Instructions for the task:
Filter the records for lines holding the string "name".

- Opening Delimiter -

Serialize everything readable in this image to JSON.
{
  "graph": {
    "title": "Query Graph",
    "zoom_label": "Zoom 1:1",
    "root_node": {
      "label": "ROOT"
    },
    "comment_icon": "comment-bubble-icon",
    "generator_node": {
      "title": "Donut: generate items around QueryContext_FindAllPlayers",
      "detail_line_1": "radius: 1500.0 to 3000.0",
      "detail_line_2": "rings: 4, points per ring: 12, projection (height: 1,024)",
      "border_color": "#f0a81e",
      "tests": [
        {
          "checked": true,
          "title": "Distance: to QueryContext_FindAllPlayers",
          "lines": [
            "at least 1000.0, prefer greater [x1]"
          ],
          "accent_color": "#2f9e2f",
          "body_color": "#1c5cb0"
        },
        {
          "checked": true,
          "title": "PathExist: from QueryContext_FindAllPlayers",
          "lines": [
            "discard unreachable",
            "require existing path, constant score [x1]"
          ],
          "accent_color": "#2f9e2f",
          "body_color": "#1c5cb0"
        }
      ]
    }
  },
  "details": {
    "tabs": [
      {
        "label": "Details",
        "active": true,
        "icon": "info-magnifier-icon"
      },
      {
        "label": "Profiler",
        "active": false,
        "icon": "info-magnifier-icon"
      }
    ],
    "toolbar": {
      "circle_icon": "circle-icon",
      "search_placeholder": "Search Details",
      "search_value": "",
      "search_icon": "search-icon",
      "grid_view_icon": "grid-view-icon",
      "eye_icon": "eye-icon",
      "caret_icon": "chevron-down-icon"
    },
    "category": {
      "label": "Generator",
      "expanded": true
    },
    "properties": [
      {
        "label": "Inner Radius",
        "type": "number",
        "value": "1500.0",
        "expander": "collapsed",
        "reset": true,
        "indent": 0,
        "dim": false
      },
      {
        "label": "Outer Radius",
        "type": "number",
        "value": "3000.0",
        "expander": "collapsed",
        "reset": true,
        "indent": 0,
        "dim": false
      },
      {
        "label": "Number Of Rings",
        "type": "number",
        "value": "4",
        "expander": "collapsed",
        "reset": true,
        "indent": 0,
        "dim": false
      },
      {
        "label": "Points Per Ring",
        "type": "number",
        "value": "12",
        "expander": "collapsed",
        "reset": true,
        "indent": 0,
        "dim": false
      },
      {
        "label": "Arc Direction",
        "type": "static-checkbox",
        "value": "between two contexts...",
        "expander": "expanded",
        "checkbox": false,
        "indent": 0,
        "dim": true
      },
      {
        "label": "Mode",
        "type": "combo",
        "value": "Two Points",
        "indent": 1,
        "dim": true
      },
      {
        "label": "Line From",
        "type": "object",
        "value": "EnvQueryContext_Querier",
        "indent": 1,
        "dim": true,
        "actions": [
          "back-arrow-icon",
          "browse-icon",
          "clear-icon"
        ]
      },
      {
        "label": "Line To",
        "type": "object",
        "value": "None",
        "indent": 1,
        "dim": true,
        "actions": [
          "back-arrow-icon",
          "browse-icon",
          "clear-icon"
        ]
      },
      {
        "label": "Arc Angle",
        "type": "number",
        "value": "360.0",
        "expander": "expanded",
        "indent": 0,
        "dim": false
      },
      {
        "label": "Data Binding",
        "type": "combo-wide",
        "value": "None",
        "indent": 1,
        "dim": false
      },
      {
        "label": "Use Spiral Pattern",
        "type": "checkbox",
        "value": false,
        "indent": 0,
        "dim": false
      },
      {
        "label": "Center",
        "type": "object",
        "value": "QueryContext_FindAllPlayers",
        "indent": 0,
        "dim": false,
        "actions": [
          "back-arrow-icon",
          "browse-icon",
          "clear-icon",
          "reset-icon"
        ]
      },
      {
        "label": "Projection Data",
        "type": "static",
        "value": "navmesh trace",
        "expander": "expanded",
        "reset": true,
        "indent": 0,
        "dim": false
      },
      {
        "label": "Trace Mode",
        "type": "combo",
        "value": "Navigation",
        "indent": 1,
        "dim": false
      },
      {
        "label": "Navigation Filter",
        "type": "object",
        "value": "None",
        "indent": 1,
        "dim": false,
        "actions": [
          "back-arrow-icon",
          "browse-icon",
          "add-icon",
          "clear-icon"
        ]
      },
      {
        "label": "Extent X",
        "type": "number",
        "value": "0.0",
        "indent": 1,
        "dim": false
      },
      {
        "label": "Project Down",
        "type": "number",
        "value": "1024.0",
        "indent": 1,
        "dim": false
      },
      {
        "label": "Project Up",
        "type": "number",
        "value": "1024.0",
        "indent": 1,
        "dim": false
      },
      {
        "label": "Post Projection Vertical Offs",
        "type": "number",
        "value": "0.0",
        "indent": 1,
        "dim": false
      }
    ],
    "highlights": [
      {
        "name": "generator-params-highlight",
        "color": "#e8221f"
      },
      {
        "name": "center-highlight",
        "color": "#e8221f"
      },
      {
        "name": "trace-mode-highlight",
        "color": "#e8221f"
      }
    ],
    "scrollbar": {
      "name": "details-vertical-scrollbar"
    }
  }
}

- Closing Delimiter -
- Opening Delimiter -

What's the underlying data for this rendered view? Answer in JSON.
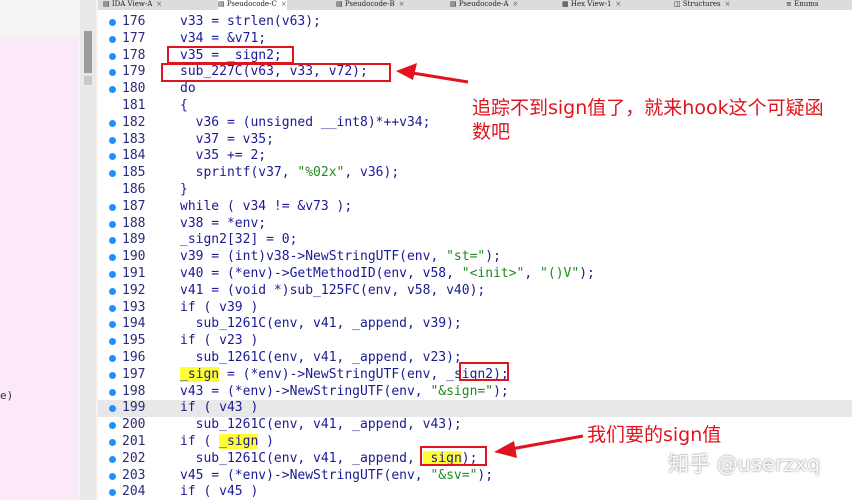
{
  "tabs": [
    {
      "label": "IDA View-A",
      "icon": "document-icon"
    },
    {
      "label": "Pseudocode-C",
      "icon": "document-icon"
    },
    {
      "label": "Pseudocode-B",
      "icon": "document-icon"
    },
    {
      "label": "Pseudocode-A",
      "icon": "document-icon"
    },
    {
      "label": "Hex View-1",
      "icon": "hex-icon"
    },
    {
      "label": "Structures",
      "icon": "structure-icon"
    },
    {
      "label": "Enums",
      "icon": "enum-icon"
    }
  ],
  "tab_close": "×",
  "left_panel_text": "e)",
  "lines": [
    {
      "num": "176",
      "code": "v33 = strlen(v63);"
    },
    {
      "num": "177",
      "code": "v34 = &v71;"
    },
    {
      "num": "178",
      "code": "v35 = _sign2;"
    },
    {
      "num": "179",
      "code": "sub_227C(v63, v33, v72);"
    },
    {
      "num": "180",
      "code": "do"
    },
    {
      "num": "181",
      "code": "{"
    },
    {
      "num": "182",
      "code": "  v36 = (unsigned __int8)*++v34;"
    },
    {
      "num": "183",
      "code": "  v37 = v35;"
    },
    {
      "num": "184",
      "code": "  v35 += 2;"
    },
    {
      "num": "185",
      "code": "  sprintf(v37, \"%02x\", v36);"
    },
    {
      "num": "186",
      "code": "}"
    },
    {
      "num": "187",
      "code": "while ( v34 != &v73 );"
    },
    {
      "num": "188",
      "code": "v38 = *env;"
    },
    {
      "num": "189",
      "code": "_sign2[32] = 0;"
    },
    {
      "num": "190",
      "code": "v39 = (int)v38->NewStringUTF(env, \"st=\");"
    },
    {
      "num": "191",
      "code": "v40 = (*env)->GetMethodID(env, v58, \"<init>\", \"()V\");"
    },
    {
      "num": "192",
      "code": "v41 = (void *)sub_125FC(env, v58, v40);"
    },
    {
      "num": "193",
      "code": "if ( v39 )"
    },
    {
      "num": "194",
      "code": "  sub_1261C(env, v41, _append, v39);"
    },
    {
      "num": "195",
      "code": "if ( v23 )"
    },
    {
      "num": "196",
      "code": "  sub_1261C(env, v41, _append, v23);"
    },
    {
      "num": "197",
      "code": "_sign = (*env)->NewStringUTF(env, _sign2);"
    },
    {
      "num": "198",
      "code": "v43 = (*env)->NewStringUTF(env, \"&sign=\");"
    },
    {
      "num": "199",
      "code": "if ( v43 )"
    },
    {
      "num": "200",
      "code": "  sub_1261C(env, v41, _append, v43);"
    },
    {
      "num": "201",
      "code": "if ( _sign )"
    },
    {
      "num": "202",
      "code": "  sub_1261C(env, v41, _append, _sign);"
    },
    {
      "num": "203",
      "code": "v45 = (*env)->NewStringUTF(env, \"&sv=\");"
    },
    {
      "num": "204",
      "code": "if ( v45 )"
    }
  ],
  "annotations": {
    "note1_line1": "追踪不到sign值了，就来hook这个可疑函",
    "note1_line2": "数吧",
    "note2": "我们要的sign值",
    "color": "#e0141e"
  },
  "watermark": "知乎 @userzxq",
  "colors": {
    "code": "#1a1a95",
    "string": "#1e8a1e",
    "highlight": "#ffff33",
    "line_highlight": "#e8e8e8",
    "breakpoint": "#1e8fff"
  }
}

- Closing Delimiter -
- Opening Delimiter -

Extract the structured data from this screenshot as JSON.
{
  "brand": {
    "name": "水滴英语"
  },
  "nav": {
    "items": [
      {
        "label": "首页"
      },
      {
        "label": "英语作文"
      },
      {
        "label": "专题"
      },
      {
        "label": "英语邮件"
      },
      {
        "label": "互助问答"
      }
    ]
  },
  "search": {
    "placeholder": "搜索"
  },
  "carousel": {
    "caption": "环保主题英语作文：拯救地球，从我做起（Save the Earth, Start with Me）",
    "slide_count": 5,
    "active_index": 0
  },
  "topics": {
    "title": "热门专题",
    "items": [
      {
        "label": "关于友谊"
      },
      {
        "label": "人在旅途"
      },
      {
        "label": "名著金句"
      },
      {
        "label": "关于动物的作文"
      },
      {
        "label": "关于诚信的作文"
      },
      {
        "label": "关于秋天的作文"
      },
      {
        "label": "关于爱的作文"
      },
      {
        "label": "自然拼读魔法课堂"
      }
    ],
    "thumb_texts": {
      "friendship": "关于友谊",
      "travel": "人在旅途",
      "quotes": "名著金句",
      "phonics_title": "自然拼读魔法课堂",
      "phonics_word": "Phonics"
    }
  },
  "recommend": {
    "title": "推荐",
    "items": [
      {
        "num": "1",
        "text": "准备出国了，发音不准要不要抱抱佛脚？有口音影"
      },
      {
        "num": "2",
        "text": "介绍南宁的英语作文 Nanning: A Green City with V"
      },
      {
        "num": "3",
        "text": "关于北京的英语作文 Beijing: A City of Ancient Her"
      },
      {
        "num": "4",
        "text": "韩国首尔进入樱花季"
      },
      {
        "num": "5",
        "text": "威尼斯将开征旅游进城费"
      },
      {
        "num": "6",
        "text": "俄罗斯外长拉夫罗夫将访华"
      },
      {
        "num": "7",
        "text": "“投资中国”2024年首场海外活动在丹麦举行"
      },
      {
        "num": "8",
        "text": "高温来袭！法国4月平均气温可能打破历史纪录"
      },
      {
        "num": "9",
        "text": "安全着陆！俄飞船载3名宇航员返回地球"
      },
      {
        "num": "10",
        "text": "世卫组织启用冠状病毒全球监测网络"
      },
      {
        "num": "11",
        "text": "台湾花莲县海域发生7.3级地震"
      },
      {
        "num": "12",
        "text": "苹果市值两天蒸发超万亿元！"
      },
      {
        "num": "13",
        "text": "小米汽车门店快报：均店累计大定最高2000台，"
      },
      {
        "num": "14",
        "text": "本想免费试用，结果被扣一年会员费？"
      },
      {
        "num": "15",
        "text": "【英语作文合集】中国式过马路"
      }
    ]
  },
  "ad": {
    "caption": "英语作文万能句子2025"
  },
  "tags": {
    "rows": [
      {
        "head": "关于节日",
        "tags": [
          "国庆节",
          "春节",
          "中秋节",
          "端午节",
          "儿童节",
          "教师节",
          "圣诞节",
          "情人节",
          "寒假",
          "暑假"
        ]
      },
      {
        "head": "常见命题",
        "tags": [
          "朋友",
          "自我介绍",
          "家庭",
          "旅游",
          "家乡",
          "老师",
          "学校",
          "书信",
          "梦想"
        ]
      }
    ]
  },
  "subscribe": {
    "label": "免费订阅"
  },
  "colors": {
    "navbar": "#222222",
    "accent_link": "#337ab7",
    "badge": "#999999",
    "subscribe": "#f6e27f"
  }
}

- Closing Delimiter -

Result of the task:
        "name": "generator-params-highlight",
        "name": "center-highlight",
        "name": "trace-mode-highlight",
      "name": "details-vertical-scrollbar"
    "name": "水滴英语"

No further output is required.